For 25 years, Ms. Le Thi Thuy Ngoc, currently a teacher at Junior School Ngo Tat To in Phu Nhuan District, has fought against the effects of agent orange. She was exposed to Agent Orange when she volunteered to teach at a school in Tan Bien in the Tay Ninh southern province in 1976.
A silent struggle
|Teacher Ngoc with badly deformed face looks at pictures of her students in the old time|
Her days begin by taking 18 bitter pills and a similar quantity in the evening. She has to sit still on her bed, taking each one with difficultly.
Ngoc then endures an injection and her wounds have to be cleaned and dressed. They are subjected to bacteria infections which could leave a strong woman in a coma.
Nurse Tuyen from the Department of Endocrine at Nhan Dan Gia Dinh Hospital, who administers clean dressings to Ngoc’s wounds, was in shock when she saw her wounds.
Nurse Tuyen has huge admiration for Ngoc as she has deep and open wounds but she has never heard her patient moaning.
Ngoc has to limp to the entrance of her alley where a familiar motorbike taxi rider Mi takes her to school. However, he refuses to take money despite the long journey from her house to the Junior School, Ngo Tat To, because he says, “Teacher Ngoc is poor and she suffers serious illness for years.”
Her daily duties include household chores, arranging toilet paper for her mother and cleaning out the chamber pot.
In times of better health she used to tutor poor students at home without payment.
A faith never dies
She volunteered to work at a junior school in Tan Bien in the Tay Ninh southern province after graduation in 1976. One of her colleagues Mr. Bay died of a strange disease and tragedy struck her in 1982 as she fell ill.
Since then, she has been to many different hospitals for treatment. She has been on an intravenous saline drip daily and has had to have oxygen given to her to help her breath. Ngoc’s face and body have become badly deformed.

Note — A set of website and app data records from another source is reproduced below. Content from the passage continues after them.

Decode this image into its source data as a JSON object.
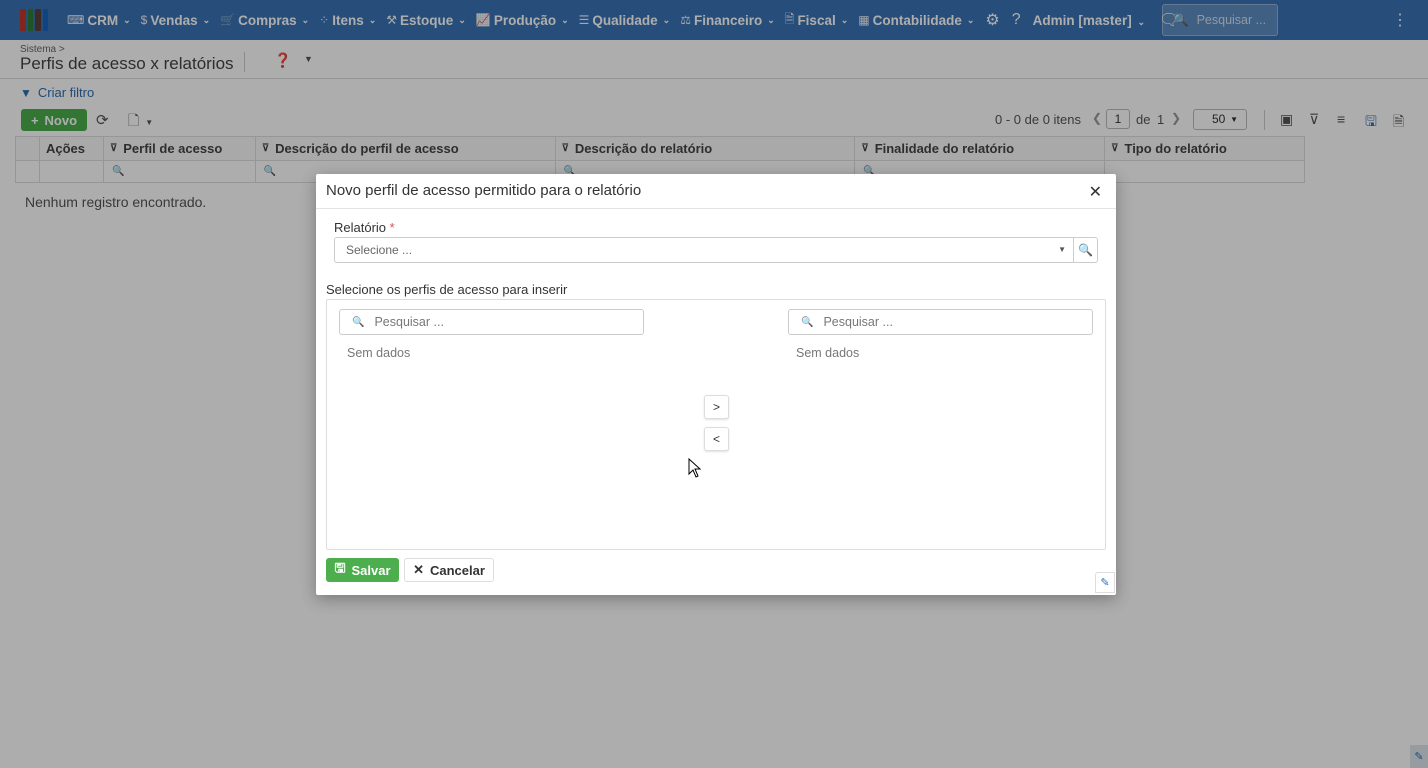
{
  "nav": {
    "logo_colors": [
      "#c0392b",
      "#2e7d32",
      "#5d4037",
      "#1565c0"
    ],
    "items": [
      {
        "label": "CRM",
        "icon": "crm-icon",
        "glyph": "⌨"
      },
      {
        "label": "Vendas",
        "icon": "dollar-icon",
        "glyph": "$"
      },
      {
        "label": "Compras",
        "icon": "cart-icon",
        "glyph": "🛒"
      },
      {
        "label": "Itens",
        "icon": "items-icon",
        "glyph": "⁘"
      },
      {
        "label": "Estoque",
        "icon": "warehouse-icon",
        "glyph": "⚒"
      },
      {
        "label": "Produção",
        "icon": "production-icon",
        "glyph": "📈"
      },
      {
        "label": "Qualidade",
        "icon": "quality-icon",
        "glyph": "☰"
      },
      {
        "label": "Financeiro",
        "icon": "bank-icon",
        "glyph": "⚖"
      },
      {
        "label": "Fiscal",
        "icon": "fiscal-icon",
        "glyph": "🗎"
      },
      {
        "label": "Contabilidade",
        "icon": "calculator-icon",
        "glyph": "▦"
      }
    ],
    "user": "Admin [master]",
    "search_placeholder": "Pesquisar ..."
  },
  "header": {
    "breadcrumb": "Sistema >",
    "title": "Perfis de acesso x relatórios"
  },
  "toolbar": {
    "criar_filtro": "Criar filtro",
    "novo": "Novo",
    "pager_info": "0 - 0 de 0 itens",
    "page": "1",
    "de": "de",
    "total_pages": "1",
    "page_size": "50"
  },
  "grid": {
    "columns": [
      "Ações",
      "Perfil de acesso",
      "Descrição do perfil de acesso",
      "Descrição do relatório",
      "Finalidade do relatório",
      "Tipo do relatório"
    ],
    "empty": "Nenhum registro encontrado."
  },
  "modal": {
    "title": "Novo perfil de acesso permitido para o relatório",
    "relatorio_label": "Relatório",
    "required_mark": "*",
    "relatorio_placeholder": "Selecione ...",
    "selecione_label": "Selecione os perfis de acesso para inserir",
    "left_search_placeholder": "Pesquisar ...",
    "right_search_placeholder": "Pesquisar ...",
    "left_empty": "Sem dados",
    "right_empty": "Sem dados",
    "move_right": ">",
    "move_left": "<",
    "salvar": "Salvar",
    "cancelar": "Cancelar"
  },
  "colors": {
    "nav_bg": "#3a73b4",
    "primary_green": "#4cae4c",
    "link_blue": "#2f6fb0"
  }
}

|She looks beautiful and young at the time she went to Tay Ninh|
Following bone marrow tests doctors, at Nguyen Tri Phuong hospital, have determined that her illness is linked to agent orange dioxins.
Despite her unbearable pain, she has managed to embroider pillow-cases as a gift for doctors and nurses.

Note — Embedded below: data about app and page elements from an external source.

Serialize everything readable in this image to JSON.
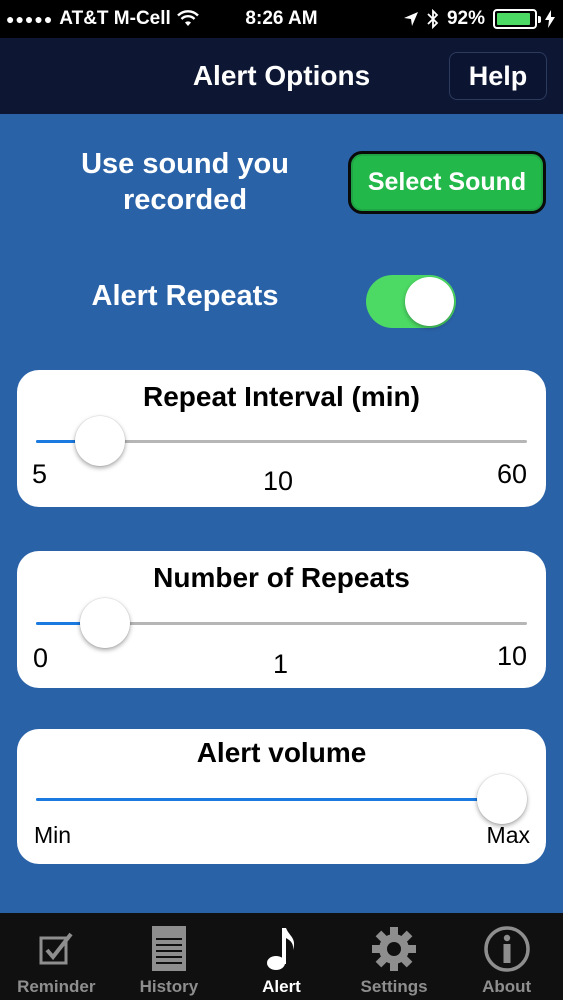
{
  "status_bar": {
    "carrier": "AT&T M-Cell",
    "time": "8:26 AM",
    "battery": "92%",
    "battery_level": 0.92
  },
  "nav": {
    "title": "Alert Options",
    "help_label": "Help"
  },
  "sound": {
    "label": "Use sound you recorded",
    "button_label": "Select Sound"
  },
  "repeats_toggle": {
    "label": "Alert Repeats",
    "on": true
  },
  "sliders": [
    {
      "title": "Repeat Interval (min)",
      "min_label": "5",
      "mid_label": "10",
      "max_label": "60",
      "value": 10,
      "fraction": 0.13
    },
    {
      "title": "Number of Repeats",
      "min_label": "0",
      "mid_label": "1",
      "max_label": "10",
      "value": 1,
      "fraction": 0.14
    },
    {
      "title": "Alert volume",
      "min_label": "Min",
      "max_label": "Max",
      "fraction": 0.95
    }
  ],
  "tabs": [
    {
      "label": "Reminder",
      "icon": "checkbox-icon",
      "active": false
    },
    {
      "label": "History",
      "icon": "notepad-icon",
      "active": false
    },
    {
      "label": "Alert",
      "icon": "music-note-icon",
      "active": true
    },
    {
      "label": "Settings",
      "icon": "gear-icon",
      "active": false
    },
    {
      "label": "About",
      "icon": "info-icon",
      "active": false
    }
  ],
  "colors": {
    "background": "#2a62a8",
    "nav": "#0d1733",
    "accent_green": "#22b84a",
    "toggle_on": "#4cd964",
    "slider_fill": "#1a7ae0"
  }
}
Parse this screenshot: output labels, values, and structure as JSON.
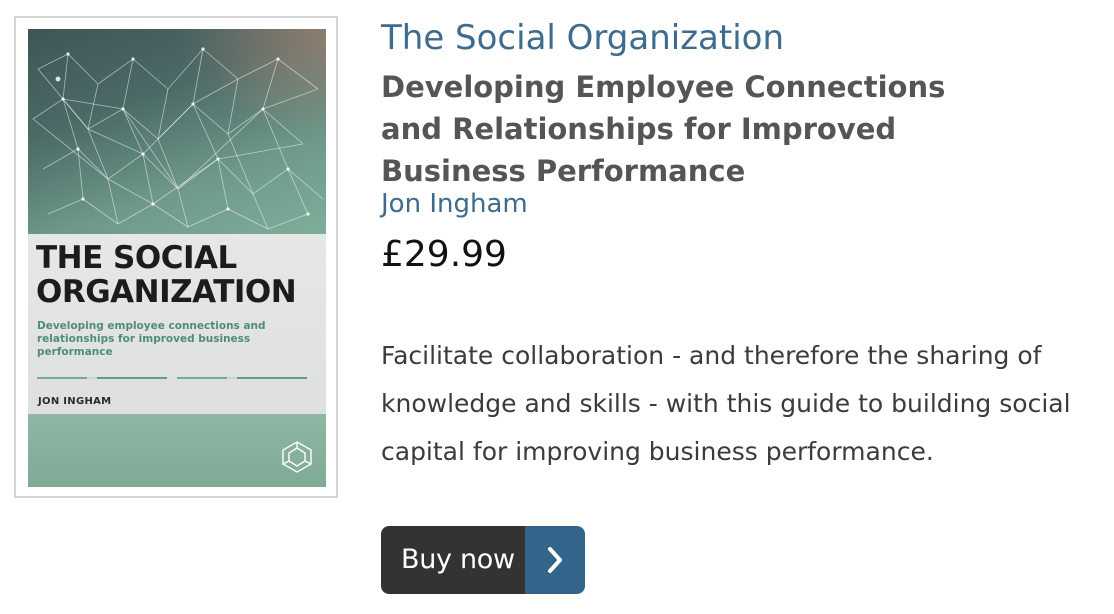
{
  "book": {
    "cover": {
      "title": "THE SOCIAL ORGANIZATION",
      "subtitle": "Developing employee connections and relationships for improved business performance",
      "author": "JON INGHAM"
    },
    "title": "The Social Organization",
    "subtitle": "Developing Employee Connections and Relationships for Improved Business Performance",
    "author": "Jon Ingham",
    "price": "£29.99",
    "description": "Facilitate collaboration - and therefore the sharing of knowledge and skills - with this guide to building social capital for improving business performance."
  },
  "buy_button": {
    "label": "Buy now",
    "icon": "chevron-right-icon"
  },
  "colors": {
    "link": "#3e6b8e",
    "button_dark": "#333333",
    "button_accent": "#33658a",
    "body_text": "#3b3b3b"
  }
}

Her health deteriorated further following foot surgery in 2006. After being discharged from hospital, she persisted in walking although doctors warned that she could not do so anymore.

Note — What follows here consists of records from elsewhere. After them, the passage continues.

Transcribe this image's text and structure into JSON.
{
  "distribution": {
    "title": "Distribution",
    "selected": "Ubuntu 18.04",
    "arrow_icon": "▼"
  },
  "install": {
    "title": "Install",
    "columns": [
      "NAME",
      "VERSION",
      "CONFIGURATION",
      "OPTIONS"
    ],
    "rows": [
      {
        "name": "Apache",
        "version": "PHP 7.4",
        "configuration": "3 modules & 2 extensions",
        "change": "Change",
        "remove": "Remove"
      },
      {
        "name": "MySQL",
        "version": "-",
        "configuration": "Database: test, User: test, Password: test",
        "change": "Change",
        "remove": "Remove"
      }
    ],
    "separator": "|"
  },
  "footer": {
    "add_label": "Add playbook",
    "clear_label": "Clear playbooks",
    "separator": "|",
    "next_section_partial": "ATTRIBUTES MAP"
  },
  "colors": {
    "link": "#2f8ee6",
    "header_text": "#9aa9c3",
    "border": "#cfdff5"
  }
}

She had a resultant fall breaking her leg. Doctors had to insert screws to help her leg to heal a consequence of which is that Ngoc has to walk with a limp.
Illness does not stop her love for teaching. She always stands when delivering her classes despite the pain this causes her. She believes that if a teacher stands when giving her class students remain more interested in it.
Looking at her face, she seems likely to cry as her eyes fill with tears but Ngoc says she has not cried even one tear in many years. She stands proud to be a winner each day.